_Provided data_
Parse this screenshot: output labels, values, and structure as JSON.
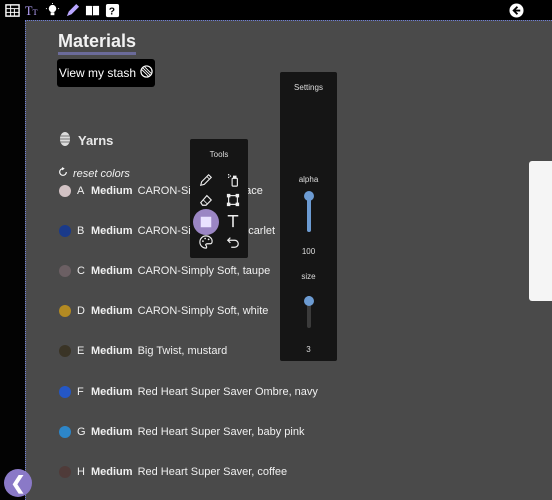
{
  "toolbar": {
    "icons": [
      "knitting-chart-icon",
      "text-tool-icon",
      "lightbulb-icon",
      "pen-icon",
      "book-icon",
      "help-icon"
    ],
    "back_icon": "back-arrow-icon"
  },
  "materials": {
    "title": "Materials",
    "stash_button": "View my stash",
    "yarns_heading": "Yarns",
    "reset_label": "reset colors",
    "yarns": [
      {
        "letter": "A",
        "weight": "Medium",
        "name": "CARON-Simply Soft, lace",
        "color": "#d2c2c4"
      },
      {
        "letter": "B",
        "weight": "Medium",
        "name": "CARON-Simply Soft, scarlet",
        "color": "#1a3a8a"
      },
      {
        "letter": "C",
        "weight": "Medium",
        "name": "CARON-Simply Soft, taupe",
        "color": "#6b5f63"
      },
      {
        "letter": "D",
        "weight": "Medium",
        "name": "CARON-Simply Soft, white",
        "color": "#b38a22"
      },
      {
        "letter": "E",
        "weight": "Medium",
        "name": "Big Twist, mustard",
        "color": "#3a3426"
      },
      {
        "letter": "F",
        "weight": "Medium",
        "name": "Red Heart Super Saver Ombre, navy",
        "color": "#2457c6"
      },
      {
        "letter": "G",
        "weight": "Medium",
        "name": "Red Heart Super Saver, baby pink",
        "color": "#2d86c9"
      },
      {
        "letter": "H",
        "weight": "Medium",
        "name": "Red Heart Super Saver, coffee",
        "color": "#4f3b39"
      }
    ]
  },
  "tools": {
    "title": "Tools",
    "items": [
      "pen-icon",
      "spray-bottle-icon",
      "eraser-icon",
      "select-box-icon",
      "square-icon",
      "text-icon",
      "palette-icon",
      "undo-icon"
    ]
  },
  "settings": {
    "title": "Settings",
    "alpha_label": "alpha",
    "alpha_value": "100",
    "alpha_fraction": 1.0,
    "size_label": "size",
    "size_value": "3",
    "size_fraction": 0.25
  },
  "colors": {
    "accent": "#8a79c7",
    "slider": "#6c9bd2"
  }
}
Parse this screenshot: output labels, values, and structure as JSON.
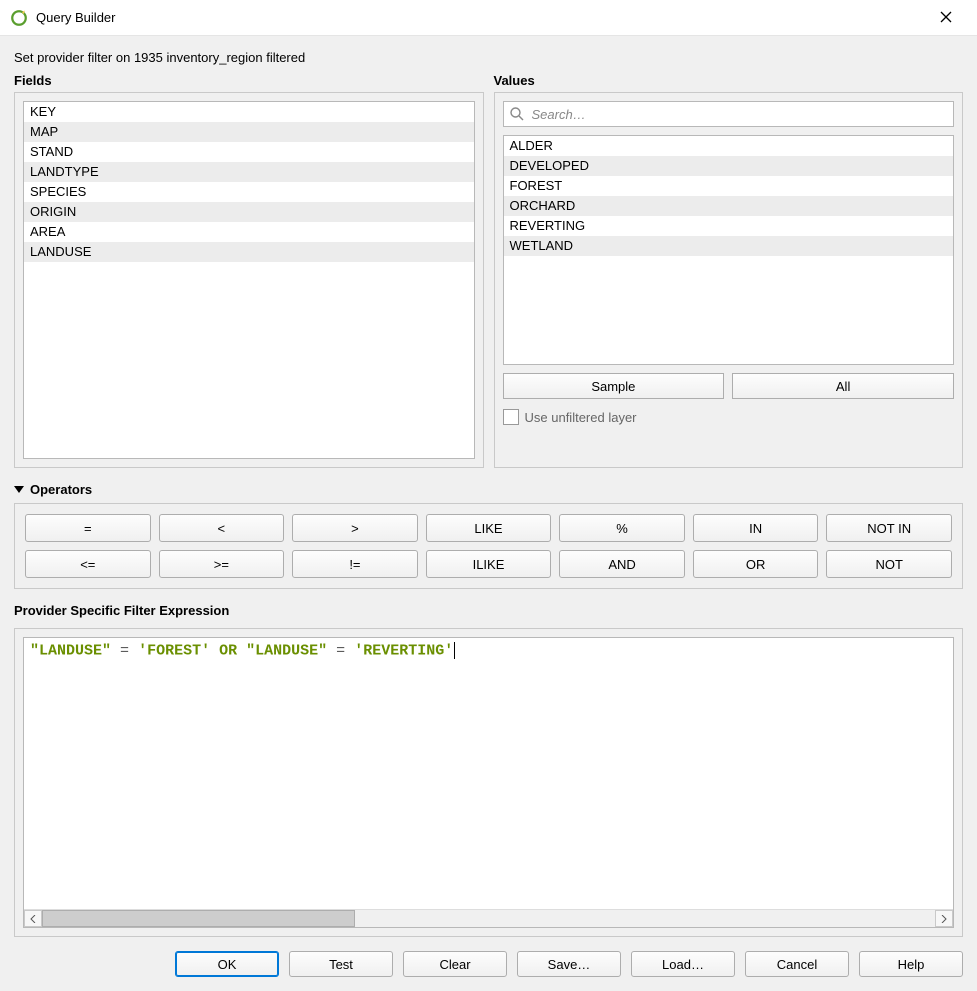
{
  "title": "Query Builder",
  "subtitle": "Set provider filter on 1935 inventory_region filtered",
  "fields_label": "Fields",
  "values_label": "Values",
  "fields": [
    "KEY",
    "MAP",
    "STAND",
    "LANDTYPE",
    "SPECIES",
    "ORIGIN",
    "AREA",
    "LANDUSE"
  ],
  "search_placeholder": "Search…",
  "values": [
    "ALDER",
    "DEVELOPED",
    "FOREST",
    "ORCHARD",
    "REVERTING",
    "WETLAND"
  ],
  "sample_label": "Sample",
  "all_label": "All",
  "unfiltered_label": "Use unfiltered layer",
  "operators_label": "Operators",
  "operators": [
    "=",
    "<",
    ">",
    "LIKE",
    "%",
    "IN",
    "NOT IN",
    "<=",
    ">=",
    "!=",
    "ILIKE",
    "AND",
    "OR",
    "NOT"
  ],
  "expr_section_label": "Provider Specific Filter Expression",
  "expression_tokens": [
    {
      "t": "field",
      "v": "\"LANDUSE\""
    },
    {
      "t": "sp",
      "v": " "
    },
    {
      "t": "op",
      "v": "="
    },
    {
      "t": "sp",
      "v": " "
    },
    {
      "t": "str",
      "v": "'FOREST'"
    },
    {
      "t": "sp",
      "v": " "
    },
    {
      "t": "kw",
      "v": "OR"
    },
    {
      "t": "sp",
      "v": " "
    },
    {
      "t": "field",
      "v": "\"LANDUSE\""
    },
    {
      "t": "sp",
      "v": " "
    },
    {
      "t": "op",
      "v": "="
    },
    {
      "t": "sp",
      "v": " "
    },
    {
      "t": "str",
      "v": "'REVERTING'"
    }
  ],
  "buttons": {
    "ok": "OK",
    "test": "Test",
    "clear": "Clear",
    "save": "Save…",
    "load": "Load…",
    "cancel": "Cancel",
    "help": "Help"
  }
}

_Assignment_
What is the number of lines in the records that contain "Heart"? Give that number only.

_Output for this exercise_
3